- _TASK DETAILS_: Look through the entries that follow and count the lines with the word "Setup". The reply is that number alone.

*** Opening ENTRIES SHOWN ***

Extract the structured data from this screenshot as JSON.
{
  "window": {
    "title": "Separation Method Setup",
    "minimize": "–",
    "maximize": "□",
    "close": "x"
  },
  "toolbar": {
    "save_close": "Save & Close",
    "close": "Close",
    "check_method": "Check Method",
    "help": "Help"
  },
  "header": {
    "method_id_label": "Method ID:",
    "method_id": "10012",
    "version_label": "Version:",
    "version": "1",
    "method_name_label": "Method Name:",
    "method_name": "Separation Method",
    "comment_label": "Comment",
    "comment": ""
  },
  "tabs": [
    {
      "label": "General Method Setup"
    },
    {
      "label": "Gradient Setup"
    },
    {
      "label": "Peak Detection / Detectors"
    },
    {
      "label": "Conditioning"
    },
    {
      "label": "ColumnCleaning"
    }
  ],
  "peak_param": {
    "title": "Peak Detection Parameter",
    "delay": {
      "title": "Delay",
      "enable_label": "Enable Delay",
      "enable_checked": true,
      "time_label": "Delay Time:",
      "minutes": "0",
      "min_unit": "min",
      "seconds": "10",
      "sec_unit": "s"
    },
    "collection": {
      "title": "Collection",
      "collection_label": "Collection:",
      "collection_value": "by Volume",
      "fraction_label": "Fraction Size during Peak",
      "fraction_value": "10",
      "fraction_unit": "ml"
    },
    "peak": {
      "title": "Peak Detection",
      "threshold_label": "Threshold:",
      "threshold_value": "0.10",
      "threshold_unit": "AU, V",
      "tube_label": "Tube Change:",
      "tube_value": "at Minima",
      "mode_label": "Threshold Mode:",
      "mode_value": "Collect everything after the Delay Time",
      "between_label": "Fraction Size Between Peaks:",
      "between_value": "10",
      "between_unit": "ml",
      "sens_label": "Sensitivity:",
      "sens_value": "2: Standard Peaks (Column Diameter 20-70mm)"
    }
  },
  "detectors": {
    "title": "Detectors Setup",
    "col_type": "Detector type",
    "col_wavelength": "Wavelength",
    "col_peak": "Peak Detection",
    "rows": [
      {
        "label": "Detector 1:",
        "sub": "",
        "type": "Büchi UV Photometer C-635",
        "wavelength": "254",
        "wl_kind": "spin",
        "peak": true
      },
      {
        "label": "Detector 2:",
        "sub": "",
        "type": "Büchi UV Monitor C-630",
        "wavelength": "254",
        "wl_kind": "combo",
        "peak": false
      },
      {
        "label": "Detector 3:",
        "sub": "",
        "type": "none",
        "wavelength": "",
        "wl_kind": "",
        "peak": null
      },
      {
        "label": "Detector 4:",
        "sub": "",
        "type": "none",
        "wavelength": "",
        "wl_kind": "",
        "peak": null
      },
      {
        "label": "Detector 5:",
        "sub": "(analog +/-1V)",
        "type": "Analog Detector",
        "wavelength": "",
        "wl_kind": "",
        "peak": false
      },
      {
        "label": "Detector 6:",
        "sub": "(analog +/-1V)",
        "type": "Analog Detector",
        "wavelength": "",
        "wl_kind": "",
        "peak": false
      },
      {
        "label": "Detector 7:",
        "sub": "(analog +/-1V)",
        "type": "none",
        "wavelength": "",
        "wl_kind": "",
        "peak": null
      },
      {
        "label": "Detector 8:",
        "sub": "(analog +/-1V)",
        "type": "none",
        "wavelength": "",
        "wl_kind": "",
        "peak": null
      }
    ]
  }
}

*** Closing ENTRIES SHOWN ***

- _TASK ANSWER_: 4